Website and app data records:
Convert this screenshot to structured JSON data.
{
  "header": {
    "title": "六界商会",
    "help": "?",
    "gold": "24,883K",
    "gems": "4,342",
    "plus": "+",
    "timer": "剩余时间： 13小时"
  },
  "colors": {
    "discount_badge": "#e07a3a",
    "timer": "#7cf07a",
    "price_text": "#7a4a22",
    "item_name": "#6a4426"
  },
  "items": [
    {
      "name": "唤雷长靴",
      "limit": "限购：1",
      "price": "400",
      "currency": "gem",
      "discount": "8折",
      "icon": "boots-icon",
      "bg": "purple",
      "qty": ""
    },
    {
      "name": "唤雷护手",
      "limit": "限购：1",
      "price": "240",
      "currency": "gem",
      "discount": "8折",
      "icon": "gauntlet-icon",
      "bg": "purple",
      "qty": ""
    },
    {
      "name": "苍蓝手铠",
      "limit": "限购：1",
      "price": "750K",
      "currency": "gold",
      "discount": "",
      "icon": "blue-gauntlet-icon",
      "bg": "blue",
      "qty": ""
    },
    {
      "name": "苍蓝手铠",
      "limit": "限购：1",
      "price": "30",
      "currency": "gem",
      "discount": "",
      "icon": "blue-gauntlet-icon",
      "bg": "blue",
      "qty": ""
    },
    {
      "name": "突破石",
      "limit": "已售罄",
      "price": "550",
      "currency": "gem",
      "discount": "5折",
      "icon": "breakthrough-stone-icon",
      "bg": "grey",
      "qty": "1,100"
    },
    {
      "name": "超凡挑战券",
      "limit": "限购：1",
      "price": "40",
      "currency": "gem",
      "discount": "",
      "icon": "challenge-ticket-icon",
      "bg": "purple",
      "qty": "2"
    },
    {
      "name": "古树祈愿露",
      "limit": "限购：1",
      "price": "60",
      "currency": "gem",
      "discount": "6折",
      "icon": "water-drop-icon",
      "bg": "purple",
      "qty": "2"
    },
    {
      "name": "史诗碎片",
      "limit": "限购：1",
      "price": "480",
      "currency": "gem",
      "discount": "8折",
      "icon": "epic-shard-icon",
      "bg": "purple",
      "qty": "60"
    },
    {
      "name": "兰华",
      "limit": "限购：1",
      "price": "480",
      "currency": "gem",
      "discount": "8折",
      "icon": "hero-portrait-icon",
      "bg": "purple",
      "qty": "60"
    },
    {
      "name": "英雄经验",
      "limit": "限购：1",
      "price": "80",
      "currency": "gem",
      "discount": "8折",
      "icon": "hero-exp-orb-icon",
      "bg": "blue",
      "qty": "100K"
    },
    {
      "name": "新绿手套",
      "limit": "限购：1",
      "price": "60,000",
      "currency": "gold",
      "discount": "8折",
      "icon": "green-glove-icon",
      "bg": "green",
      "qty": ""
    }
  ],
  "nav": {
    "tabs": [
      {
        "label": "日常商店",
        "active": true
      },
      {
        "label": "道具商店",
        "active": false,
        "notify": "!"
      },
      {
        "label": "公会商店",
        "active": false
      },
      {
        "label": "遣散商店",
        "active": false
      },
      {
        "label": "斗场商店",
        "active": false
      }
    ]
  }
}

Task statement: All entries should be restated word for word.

Answer area:
Convert this screenshot to structured JSON data.
{
  "header": {
    "title": "六界商会",
    "help": "?",
    "gold": "24,883K",
    "gems": "4,342",
    "plus": "+",
    "timer": "剩余时间： 13小时"
  },
  "colors": {
    "discount_badge": "#e07a3a",
    "timer": "#7cf07a",
    "price_text": "#7a4a22",
    "item_name": "#6a4426"
  },
  "items": [
    {
      "name": "唤雷长靴",
      "limit": "限购：1",
      "price": "400",
      "currency": "gem",
      "discount": "8折",
      "icon": "boots-icon",
      "bg": "purple",
      "qty": ""
    },
    {
      "name": "唤雷护手",
      "limit": "限购：1",
      "price": "240",
      "currency": "gem",
      "discount": "8折",
      "icon": "gauntlet-icon",
      "bg": "purple",
      "qty": ""
    },
    {
      "name": "苍蓝手铠",
      "limit": "限购：1",
      "price": "750K",
      "currency": "gold",
      "discount": "",
      "icon": "blue-gauntlet-icon",
      "bg": "blue",
      "qty": ""
    },
    {
      "name": "苍蓝手铠",
      "limit": "限购：1",
      "price": "30",
      "currency": "gem",
      "discount": "",
      "icon": "blue-gauntlet-icon",
      "bg": "blue",
      "qty": ""
    },
    {
      "name": "突破石",
      "limit": "已售罄",
      "price": "550",
      "currency": "gem",
      "discount": "5折",
      "icon": "breakthrough-stone-icon",
      "bg": "grey",
      "qty": "1,100"
    },
    {
      "name": "超凡挑战券",
      "limit": "限购：1",
      "price": "40",
      "currency": "gem",
      "discount": "",
      "icon": "challenge-ticket-icon",
      "bg": "purple",
      "qty": "2"
    },
    {
      "name": "古树祈愿露",
      "limit": "限购：1",
      "price": "60",
      "currency": "gem",
      "discount": "6折",
      "icon": "water-drop-icon",
      "bg": "purple",
      "qty": "2"
    },
    {
      "name": "史诗碎片",
      "limit": "限购：1",
      "price": "480",
      "currency": "gem",
      "discount": "8折",
      "icon": "epic-shard-icon",
      "bg": "purple",
      "qty": "60"
    },
    {
      "name": "兰华",
      "limit": "限购：1",
      "price": "480",
      "currency": "gem",
      "discount": "8折",
      "icon": "hero-portrait-icon",
      "bg": "purple",
      "qty": "60"
    },
    {
      "name": "英雄经验",
      "limit": "限购：1",
      "price": "80",
      "currency": "gem",
      "discount": "8折",
      "icon": "hero-exp-orb-icon",
      "bg": "blue",
      "qty": "100K"
    },
    {
      "name": "新绿手套",
      "limit": "限购：1",
      "price": "60,000",
      "currency": "gold",
      "discount": "8折",
      "icon": "green-glove-icon",
      "bg": "green",
      "qty": ""
    }
  ],
  "nav": {
    "tabs": [
      {
        "label": "日常商店",
        "active": true
      },
      {
        "label": "道具商店",
        "active": false,
        "notify": "!"
      },
      {
        "label": "公会商店",
        "active": false
      },
      {
        "label": "遣散商店",
        "active": false
      },
      {
        "label": "斗场商店",
        "active": false
      }
    ]
  }
}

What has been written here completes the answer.